The so-called JOBS act is a victory of faith over basic logic. The motivating idea seems to be that if we reduce the regulations that govern the process of raising capital, small companies will find it easier to raise money, and that money will translate into jobs. Many people have pointed out some of the problems with the bill: recently, for example, Andrew Ross Sorkin highlighted the potential for companies to take advantage of investors, and Steven Davidoff pointed out that regulation is probably not the reason for the decline in the number of small company IPOs.
There are a couple of more fundamental misunderstanding I want to focus on, however. First, it’s not clear that relaxing regulations will actually make it cheaper for companies to raise money. Sure, eliminating the independent audit requirement will save companies a few bucks. But what really affects the cost of capital is not out-of-pocket fees but the price that investors are willing to pay for equity. The less confidence that investors have in a company’s prospects, the cheaper that company will have to sell its stock. If small companies are allowed to provide less information to investors, that could simply make it more expensive for them to raise money.
Second, and more important, it is definitely not true that more capital for everyone is always a good thing. The point of the financial system is to allocate capital to its most productive uses. The housing bubble, if nothing else, should have convinced us of that point. There are plenty of startups that are are risky and should face a high cost of capital; there are plenty of others that have no business raising money at all. (Think back to the Internet bubble, for example.) Making it easier for such companies to raise money is a bad thing, not a good thing. From a public policy perspective, making it easier for small companies to dodge reporting requirements and thereby raise money from gullible investors is no better than raising taxes and having the government loan the proceeds to small companies with political connections: in either case, you’re mucking around with the ordinary process of capital allocation.
Two more points on this topic: Relaxed reporting requirements can actually be bad for good companies. Good companies benefit from tougher disclosures because it makes it possible for them to differentiate themselves from bad companies. The effect of the JOBS Act will be to divert capital from good companies to bad companies, since investors will find it harder to tell the difference. (Or, in a best-case scenario, good companies will voluntarily comply with the old requirements in order to differentiate themselves—in which case the JOBS Act will have done nothing.)
In addition, the JOBS Act has reporting standards precisely backward. If you’re going to have different standards for large and small companies, the requirements for small companies should be higher. One theory of securities markets is that regulation is unnecessary because market participants will police issuers—basically by studying them very carefully. I have doubts about this theory, but it is certainly more true for large companies, which get tons of attention from institutional investors, than for small ones. Sure, if you don’t require independent audits, you could have fraud in any size company. But you are probably going to find it in a big company simply because so many more people will be looking at it more closely.
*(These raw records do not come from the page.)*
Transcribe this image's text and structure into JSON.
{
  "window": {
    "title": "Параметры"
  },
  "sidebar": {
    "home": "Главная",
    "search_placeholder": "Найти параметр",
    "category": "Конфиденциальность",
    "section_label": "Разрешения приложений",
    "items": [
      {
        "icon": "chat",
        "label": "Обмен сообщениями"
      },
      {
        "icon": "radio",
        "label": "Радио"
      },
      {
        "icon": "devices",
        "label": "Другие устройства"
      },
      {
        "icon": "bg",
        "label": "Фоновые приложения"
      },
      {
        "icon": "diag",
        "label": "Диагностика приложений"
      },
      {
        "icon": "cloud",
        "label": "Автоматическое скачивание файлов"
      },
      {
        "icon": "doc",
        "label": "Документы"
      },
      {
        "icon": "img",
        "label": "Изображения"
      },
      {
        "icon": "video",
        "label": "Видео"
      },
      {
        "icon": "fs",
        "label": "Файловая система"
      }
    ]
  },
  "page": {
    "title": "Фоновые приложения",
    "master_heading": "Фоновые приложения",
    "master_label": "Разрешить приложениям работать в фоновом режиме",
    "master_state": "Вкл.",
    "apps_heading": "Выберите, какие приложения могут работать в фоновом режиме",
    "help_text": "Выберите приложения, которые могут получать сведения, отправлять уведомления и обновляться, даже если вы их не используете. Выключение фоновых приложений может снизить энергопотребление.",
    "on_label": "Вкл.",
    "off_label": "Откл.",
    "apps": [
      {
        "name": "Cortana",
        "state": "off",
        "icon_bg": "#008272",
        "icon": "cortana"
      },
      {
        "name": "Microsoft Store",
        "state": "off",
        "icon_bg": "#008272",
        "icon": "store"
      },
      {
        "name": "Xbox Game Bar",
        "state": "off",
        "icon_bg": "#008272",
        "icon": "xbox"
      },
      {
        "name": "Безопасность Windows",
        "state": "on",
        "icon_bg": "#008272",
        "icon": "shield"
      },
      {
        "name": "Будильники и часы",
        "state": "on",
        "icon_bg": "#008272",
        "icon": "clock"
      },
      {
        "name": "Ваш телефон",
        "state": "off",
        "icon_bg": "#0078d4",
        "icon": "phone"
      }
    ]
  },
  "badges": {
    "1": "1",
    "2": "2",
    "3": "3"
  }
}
It is possible that, on balance, our current system includes too many regulations. I don’t think so—because it is precisely those regulations that encourage broad participation in the markets, which is what lowers the cost of capital for everyone—but that’s a plausible argument. But less regulation does not automatically mean provide more capital for investment—nor is more capital for small companies always a good thing.